Girardi was asked not only to usher out a group of highly paid veterans with track records, but to bring about the Yankees’ future core, as well. The day after A-Rod said goodbye to baseball, the Bombers called up both Aaron Judge and Tyler Austin. The pair of 24-year-olds joined Gary Sanchez, 23, who had just begun playing every day.
To get back into the race, the team has been largely riding Sanchez’s epic tear. But Girardi has shown great managerial chops over the last three weeks.
He continues to play Sanchez on a daily basis– including in day games after night games– despite having a former All-Star in Brian McCann at his disposal. Girardi is a big proponent of giving his players rest, yet Sanchez is behind the plate mostly every night.
The decision to ride the hot hand of Ronald Torreyes, leaving Chase Headley on the bench, has worked. The 23-year-old Torreyes is 12-for-23 (.522) in his last six starts. This development is significant for Girardi. The manager was reluctant to give youngsters like Jose Pirela and Rob Refsnyder consistent playing time in past seasons. Instead he opted to grant the at-bats to floundering veterans like Brian Roberts and Stephen Drew.
Sanchez and Torreyes have adjusted to new roles with great success, but both Judge and Austin have struggled since their historic debuts. The right fielder has just one hit in his last 14 at-bats while the first baseman is 1-for-his-last-21. Girardi continues to give both players consistent playing time.
Judge has played in seven of the team’s last eight games despite the slump. Austin has seen less action– just two at-bats against Baltimore– mostly due to Mark Teixeira‘s hot bat. Girardi is allowing these guys to work through their struggles and get adjusted to major league pitching. The experience is invaluable.
Girardi’s reputation for being impatient with youngsters is overblown. Austin and Judge are just two examples. Look no further than how delicately he’s handled both Didi Gregorius and Aaron Hicks over the past two seasons. Gregorius has turned into a borderline All-Star and Hicks has made good on his frequent at-bats with a .310 average this month.
This youth movement has breathed new life into players and fans alike. Starlin Castro is hitting .323 in August with seven home runs and 20 RBI. Gregorius has six homers of his own. Luis Cessa and Chad Green— 24 and 25, respectively– have been unlikely contributors to the starting rotation.

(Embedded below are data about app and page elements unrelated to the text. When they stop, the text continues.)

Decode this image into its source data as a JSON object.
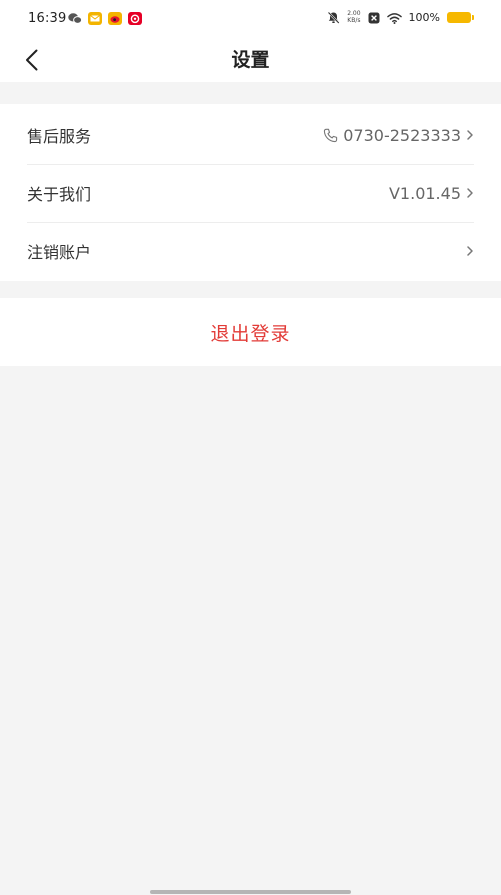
{
  "status_bar": {
    "time": "16:39",
    "net_speed_value": "2.00",
    "net_speed_unit": "KB/s",
    "battery_text": "100%"
  },
  "header": {
    "title": "设置"
  },
  "settings": {
    "items": [
      {
        "label": "售后服务",
        "value": "0730-2523333",
        "icon": "phone-icon"
      },
      {
        "label": "关于我们",
        "value": "V1.01.45"
      },
      {
        "label": "注销账户",
        "value": ""
      }
    ]
  },
  "logout": {
    "label": "退出登录",
    "color": "#e23b37"
  },
  "colors": {
    "background": "#f4f4f4",
    "card": "#ffffff",
    "battery": "#f6b800"
  }
}
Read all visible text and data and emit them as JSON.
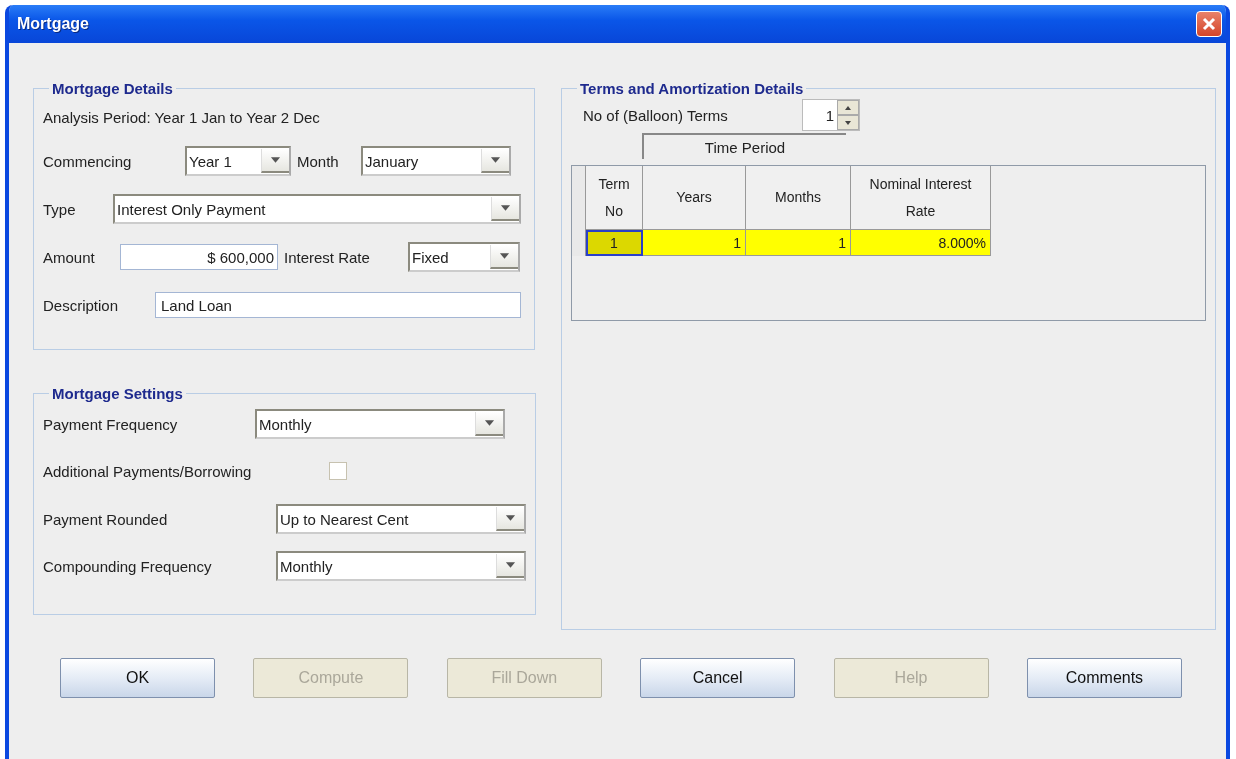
{
  "window": {
    "title": "Mortgage"
  },
  "mortgage_details": {
    "title": "Mortgage Details",
    "analysis_period": "Analysis Period: Year 1 Jan to Year 2 Dec",
    "commencing": {
      "label": "Commencing",
      "value": "Year 1"
    },
    "month": {
      "label": "Month",
      "value": "January"
    },
    "type": {
      "label": "Type",
      "value": "Interest Only Payment"
    },
    "amount": {
      "label": "Amount",
      "value": "$ 600,000"
    },
    "interest_rate": {
      "label": "Interest Rate",
      "value": "Fixed"
    },
    "description": {
      "label": "Description",
      "value": "Land Loan"
    }
  },
  "mortgage_settings": {
    "title": "Mortgage Settings",
    "payment_frequency": {
      "label": "Payment Frequency",
      "value": "Monthly"
    },
    "additional_payments": {
      "label": "Additional Payments/Borrowing",
      "checked": false
    },
    "payment_rounded": {
      "label": "Payment Rounded",
      "value": "Up to Nearest Cent"
    },
    "compounding_frequency": {
      "label": "Compounding Frequency",
      "value": "Monthly"
    }
  },
  "terms": {
    "title": "Terms and Amortization Details",
    "balloon_terms": {
      "label": "No of (Balloon) Terms",
      "value": "1"
    },
    "group_header": "Time Period",
    "columns": [
      "Term No",
      "Years",
      "Months",
      "Nominal Interest Rate"
    ],
    "rows": [
      {
        "cells": [
          "1",
          "1",
          "1",
          "8.000%"
        ]
      }
    ]
  },
  "buttons": [
    {
      "label": "OK",
      "disabled": false
    },
    {
      "label": "Compute",
      "disabled": true
    },
    {
      "label": "Fill Down",
      "disabled": true
    },
    {
      "label": "Cancel",
      "disabled": false
    },
    {
      "label": "Help",
      "disabled": true
    },
    {
      "label": "Comments",
      "disabled": false
    }
  ]
}
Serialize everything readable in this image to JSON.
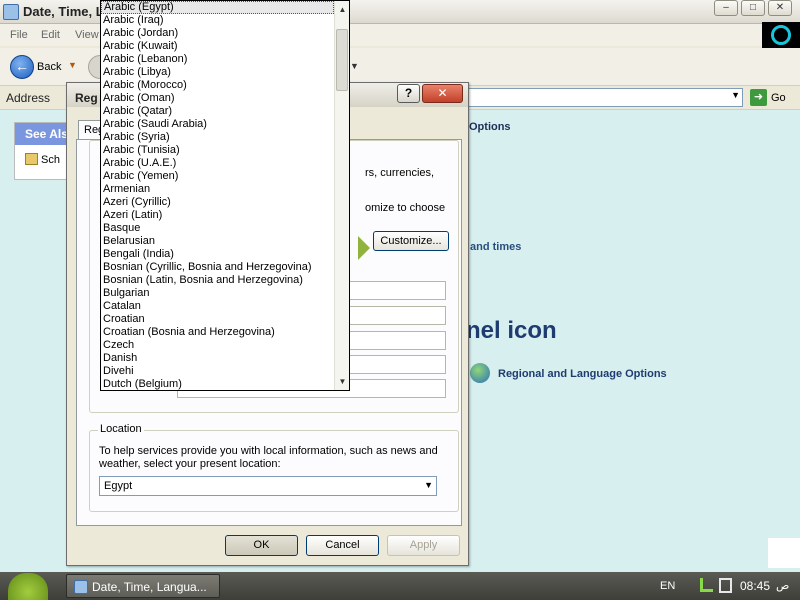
{
  "explorer": {
    "title": "Date, Time, L",
    "menu": [
      "File",
      "Edit",
      "View"
    ],
    "toolbar": {
      "back_label": "Back"
    },
    "address": {
      "label": "Address",
      "go_label": "Go"
    },
    "see_also": {
      "heading": "See Als",
      "item": "Sch"
    },
    "pick_category": "Options",
    "category_dates": "and times",
    "panel_icon_heading": "nel icon",
    "regional_link": "Regional and Language Options"
  },
  "dialog": {
    "title": "Reg",
    "tab": "Reg",
    "standards_text_1": "rs, currencies,",
    "standards_text_2": "omize to choose",
    "customize_label": "Customize...",
    "location_legend": "Location",
    "location_description": "To help services provide you with local information, such as news and weather, select your present location:",
    "location_value": "Egypt",
    "ok_label": "OK",
    "cancel_label": "Cancel",
    "apply_label": "Apply"
  },
  "dropdown": {
    "items": [
      "Arabic (Egypt)",
      "Arabic (Iraq)",
      "Arabic (Jordan)",
      "Arabic (Kuwait)",
      "Arabic (Lebanon)",
      "Arabic (Libya)",
      "Arabic (Morocco)",
      "Arabic (Oman)",
      "Arabic (Qatar)",
      "Arabic (Saudi Arabia)",
      "Arabic (Syria)",
      "Arabic (Tunisia)",
      "Arabic (U.A.E.)",
      "Arabic (Yemen)",
      "Armenian",
      "Azeri (Cyrillic)",
      "Azeri (Latin)",
      "Basque",
      "Belarusian",
      "Bengali (India)",
      "Bosnian (Cyrillic, Bosnia and Herzegovina)",
      "Bosnian (Latin, Bosnia and Herzegovina)",
      "Bulgarian",
      "Catalan",
      "Croatian",
      "Croatian (Bosnia and Herzegovina)",
      "Czech",
      "Danish",
      "Divehi",
      "Dutch (Belgium)"
    ]
  },
  "taskbar": {
    "task_label": "Date, Time, Langua...",
    "language": "EN",
    "time": "08:45",
    "ampm": "ص"
  }
}
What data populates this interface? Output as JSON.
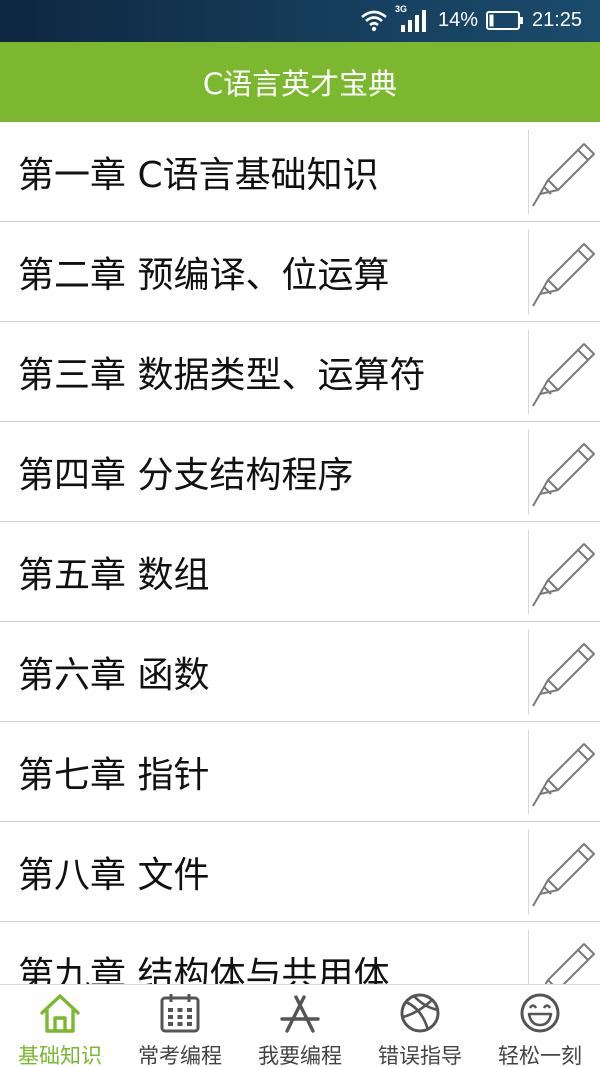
{
  "status_bar": {
    "network": "3G",
    "battery": "14%",
    "time": "21:25"
  },
  "header": {
    "title": "C语言英才宝典"
  },
  "chapters": [
    {
      "label": "第一章 C语言基础知识"
    },
    {
      "label": "第二章 预编译、位运算"
    },
    {
      "label": "第三章 数据类型、运算符"
    },
    {
      "label": "第四章 分支结构程序"
    },
    {
      "label": "第五章 数组"
    },
    {
      "label": "第六章 函数"
    },
    {
      "label": "第七章 指针"
    },
    {
      "label": "第八章 文件"
    },
    {
      "label": "第九章 结构体与共用体"
    }
  ],
  "bottom_nav": [
    {
      "label": "基础知识",
      "icon": "home-icon",
      "active": true
    },
    {
      "label": "常考编程",
      "icon": "calendar-icon",
      "active": false
    },
    {
      "label": "我要编程",
      "icon": "app-store-icon",
      "active": false
    },
    {
      "label": "错误指导",
      "icon": "basketball-icon",
      "active": false
    },
    {
      "label": "轻松一刻",
      "icon": "smiley-icon",
      "active": false
    }
  ],
  "colors": {
    "accent": "#7cb82f",
    "status_bar": "#163f5e",
    "icon_gray": "#555555"
  }
}
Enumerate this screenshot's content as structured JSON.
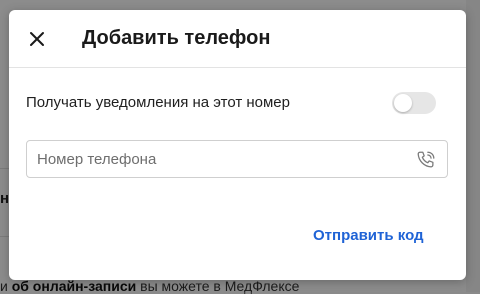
{
  "background": {
    "bold_fragment": "ни",
    "footer_prefix": "и ",
    "footer_bold": "об онлайн-записи",
    "footer_rest": " вы можете в МедФлексе"
  },
  "modal": {
    "title": "Добавить телефон",
    "close_icon": "close-icon",
    "notifications_label": "Получать уведомления на этот номер",
    "notifications_enabled": false,
    "phone_placeholder": "Номер телефона",
    "phone_value": "",
    "phone_icon": "phone-icon",
    "send_code_label": "Отправить код"
  },
  "colors": {
    "accent": "#1f63d6",
    "toggle_off": "#e6e6e6",
    "title": "#1a1a1a"
  }
}
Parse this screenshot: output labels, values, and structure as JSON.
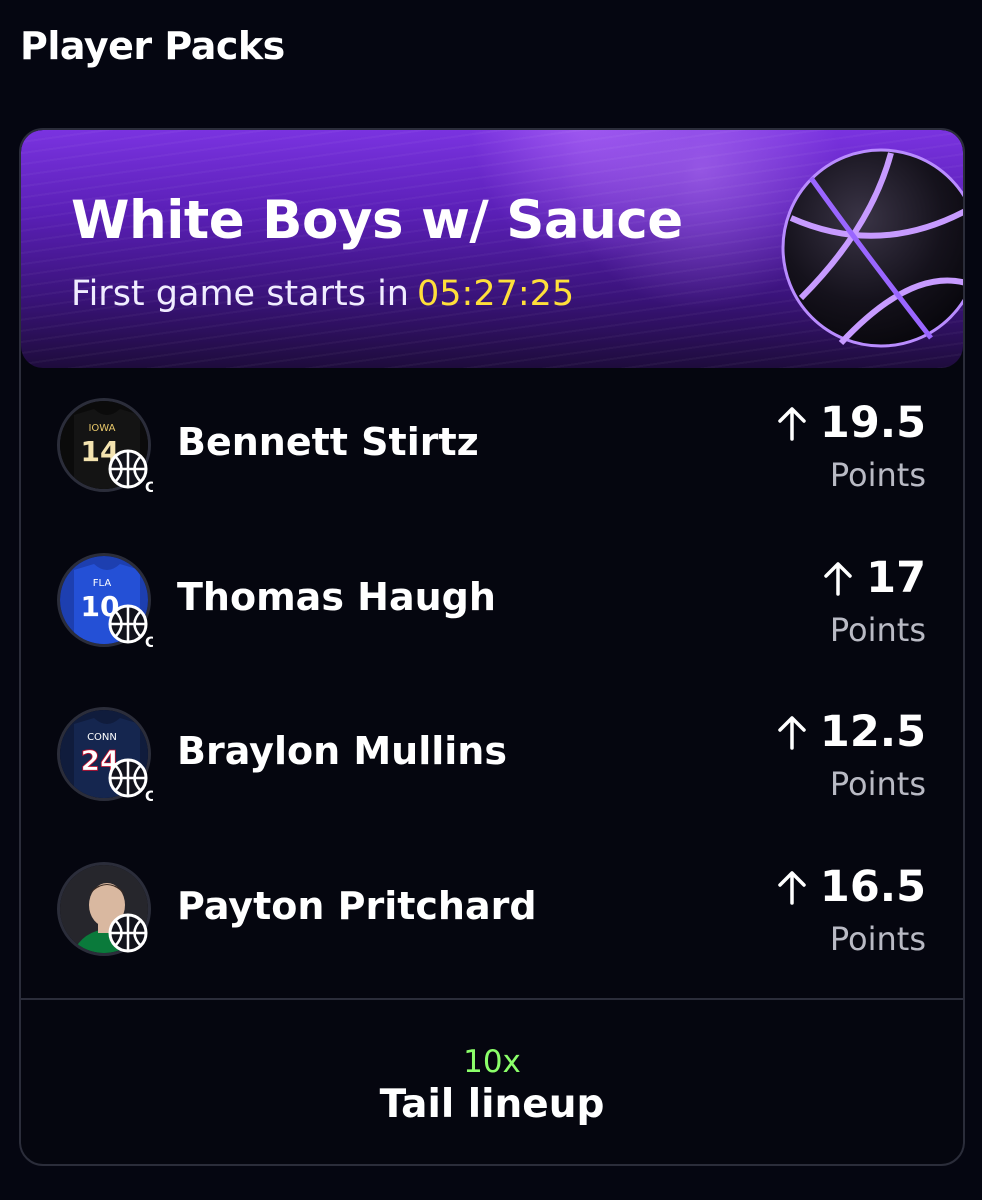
{
  "section": {
    "title": "Player Packs"
  },
  "pack": {
    "name": "White Boys w/ Sauce",
    "start_label": "First game starts in",
    "countdown": "05:27:25"
  },
  "players": [
    {
      "name": "Bennett Stirtz",
      "line": "19.5",
      "unit": "Points",
      "direction": "up",
      "jersey_team": "IOWA",
      "jersey_number": "14",
      "league_tag": "C"
    },
    {
      "name": "Thomas Haugh",
      "line": "17",
      "unit": "Points",
      "direction": "up",
      "jersey_team": "FLA",
      "jersey_number": "10",
      "league_tag": "C"
    },
    {
      "name": "Braylon Mullins",
      "line": "12.5",
      "unit": "Points",
      "direction": "up",
      "jersey_team": "CONN",
      "jersey_number": "24",
      "league_tag": "C"
    },
    {
      "name": "Payton Pritchard",
      "line": "16.5",
      "unit": "Points",
      "direction": "up"
    }
  ],
  "tail": {
    "multiplier": "10x",
    "label": "Tail lineup"
  },
  "colors": {
    "background": "#050611",
    "banner_purple": "#5a1fb6",
    "countdown_yellow": "#ffdf3a",
    "multiplier_green": "#8bff6a",
    "muted_text": "#b9bac4",
    "border": "#2b2d3a"
  },
  "icons": {
    "arrow": "arrow-up-icon",
    "sport": "basketball-icon",
    "banner": "basketball-icon"
  }
}
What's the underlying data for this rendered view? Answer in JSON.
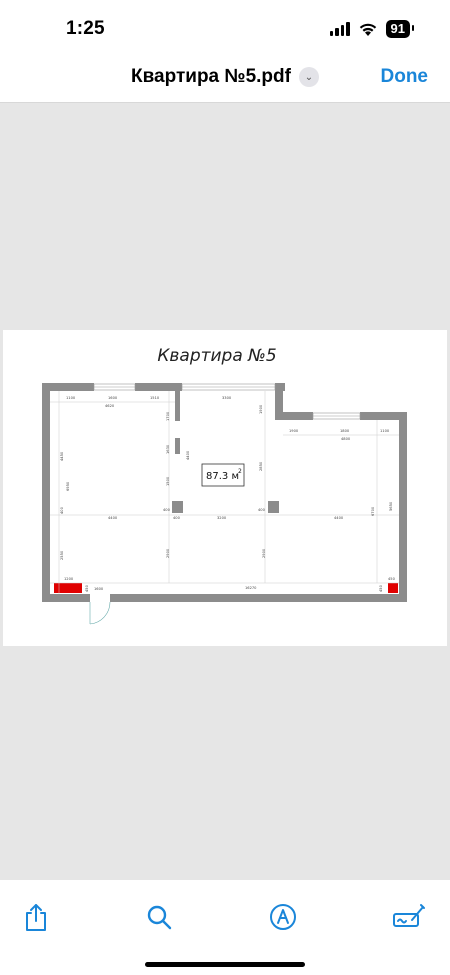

Coming into Monday night, the Yankees are 15-10 in August and are now legitimately in the hunt. Of course much of this is the players’ doing, but Girardi has done a masterful job of handling a tricky situation. The future of the organization hinges on this youth movement and based on what Girardi has shown so far, the team is in a good place with him at the helm.